[Dataset rows for apps and sites]
+--

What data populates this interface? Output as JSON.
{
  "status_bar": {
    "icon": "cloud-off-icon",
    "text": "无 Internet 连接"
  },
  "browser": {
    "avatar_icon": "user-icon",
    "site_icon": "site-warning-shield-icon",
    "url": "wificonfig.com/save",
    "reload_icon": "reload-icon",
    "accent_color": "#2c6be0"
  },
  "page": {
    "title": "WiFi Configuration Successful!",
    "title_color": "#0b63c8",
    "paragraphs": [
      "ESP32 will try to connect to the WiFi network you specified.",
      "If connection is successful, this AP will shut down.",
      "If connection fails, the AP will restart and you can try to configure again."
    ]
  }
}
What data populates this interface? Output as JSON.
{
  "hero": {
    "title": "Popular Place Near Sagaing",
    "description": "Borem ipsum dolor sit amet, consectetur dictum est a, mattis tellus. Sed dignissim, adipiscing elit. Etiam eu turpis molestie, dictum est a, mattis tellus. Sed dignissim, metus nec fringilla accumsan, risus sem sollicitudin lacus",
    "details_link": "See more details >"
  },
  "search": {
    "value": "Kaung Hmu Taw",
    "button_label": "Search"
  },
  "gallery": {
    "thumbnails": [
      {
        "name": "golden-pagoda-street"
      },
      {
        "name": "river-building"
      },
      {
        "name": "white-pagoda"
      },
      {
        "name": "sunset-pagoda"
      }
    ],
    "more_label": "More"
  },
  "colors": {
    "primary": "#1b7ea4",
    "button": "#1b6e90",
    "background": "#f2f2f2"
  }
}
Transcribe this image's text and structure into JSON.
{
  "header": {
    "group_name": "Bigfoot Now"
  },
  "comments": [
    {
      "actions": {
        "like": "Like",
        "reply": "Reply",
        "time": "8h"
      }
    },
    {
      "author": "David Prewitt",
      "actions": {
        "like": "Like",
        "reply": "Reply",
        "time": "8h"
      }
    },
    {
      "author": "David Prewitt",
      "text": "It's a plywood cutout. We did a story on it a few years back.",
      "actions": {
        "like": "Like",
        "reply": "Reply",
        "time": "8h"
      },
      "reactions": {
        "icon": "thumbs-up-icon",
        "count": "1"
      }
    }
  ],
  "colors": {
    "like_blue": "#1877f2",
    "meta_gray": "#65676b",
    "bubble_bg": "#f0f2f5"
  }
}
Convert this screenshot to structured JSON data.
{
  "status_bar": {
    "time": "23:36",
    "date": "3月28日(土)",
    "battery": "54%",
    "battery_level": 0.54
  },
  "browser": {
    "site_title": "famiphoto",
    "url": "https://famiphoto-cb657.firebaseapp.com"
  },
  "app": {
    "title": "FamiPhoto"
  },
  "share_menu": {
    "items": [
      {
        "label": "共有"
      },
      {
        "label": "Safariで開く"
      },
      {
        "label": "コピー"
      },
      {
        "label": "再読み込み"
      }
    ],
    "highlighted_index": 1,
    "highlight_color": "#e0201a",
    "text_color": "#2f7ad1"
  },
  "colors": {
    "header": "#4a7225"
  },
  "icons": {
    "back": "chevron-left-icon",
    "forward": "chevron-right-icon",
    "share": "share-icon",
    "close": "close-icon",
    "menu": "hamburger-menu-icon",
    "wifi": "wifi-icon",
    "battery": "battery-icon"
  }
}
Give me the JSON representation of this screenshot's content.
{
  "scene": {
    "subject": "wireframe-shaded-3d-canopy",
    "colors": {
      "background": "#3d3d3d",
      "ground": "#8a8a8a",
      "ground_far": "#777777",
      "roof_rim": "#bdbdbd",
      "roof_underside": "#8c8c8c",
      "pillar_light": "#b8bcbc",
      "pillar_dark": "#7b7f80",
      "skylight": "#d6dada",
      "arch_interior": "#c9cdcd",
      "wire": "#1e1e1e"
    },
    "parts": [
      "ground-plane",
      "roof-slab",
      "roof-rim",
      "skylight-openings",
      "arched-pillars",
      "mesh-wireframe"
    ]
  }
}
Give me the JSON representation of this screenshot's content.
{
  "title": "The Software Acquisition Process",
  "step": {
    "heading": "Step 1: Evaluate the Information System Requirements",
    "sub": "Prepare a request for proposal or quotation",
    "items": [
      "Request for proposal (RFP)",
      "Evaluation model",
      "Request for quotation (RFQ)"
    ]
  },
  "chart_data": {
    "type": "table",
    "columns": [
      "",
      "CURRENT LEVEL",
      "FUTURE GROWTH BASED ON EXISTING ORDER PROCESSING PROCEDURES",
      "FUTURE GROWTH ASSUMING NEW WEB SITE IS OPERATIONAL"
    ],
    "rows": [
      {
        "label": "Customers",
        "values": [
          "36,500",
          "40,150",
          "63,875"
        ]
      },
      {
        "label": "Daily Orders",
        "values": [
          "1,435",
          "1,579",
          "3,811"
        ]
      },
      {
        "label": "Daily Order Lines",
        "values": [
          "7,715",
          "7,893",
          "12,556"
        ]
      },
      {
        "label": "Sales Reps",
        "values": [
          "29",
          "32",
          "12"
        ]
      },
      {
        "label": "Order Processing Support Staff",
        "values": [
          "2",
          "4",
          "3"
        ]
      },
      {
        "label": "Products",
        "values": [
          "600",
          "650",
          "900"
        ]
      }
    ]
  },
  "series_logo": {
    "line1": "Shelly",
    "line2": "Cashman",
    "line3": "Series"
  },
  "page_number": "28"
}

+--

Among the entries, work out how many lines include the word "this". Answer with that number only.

7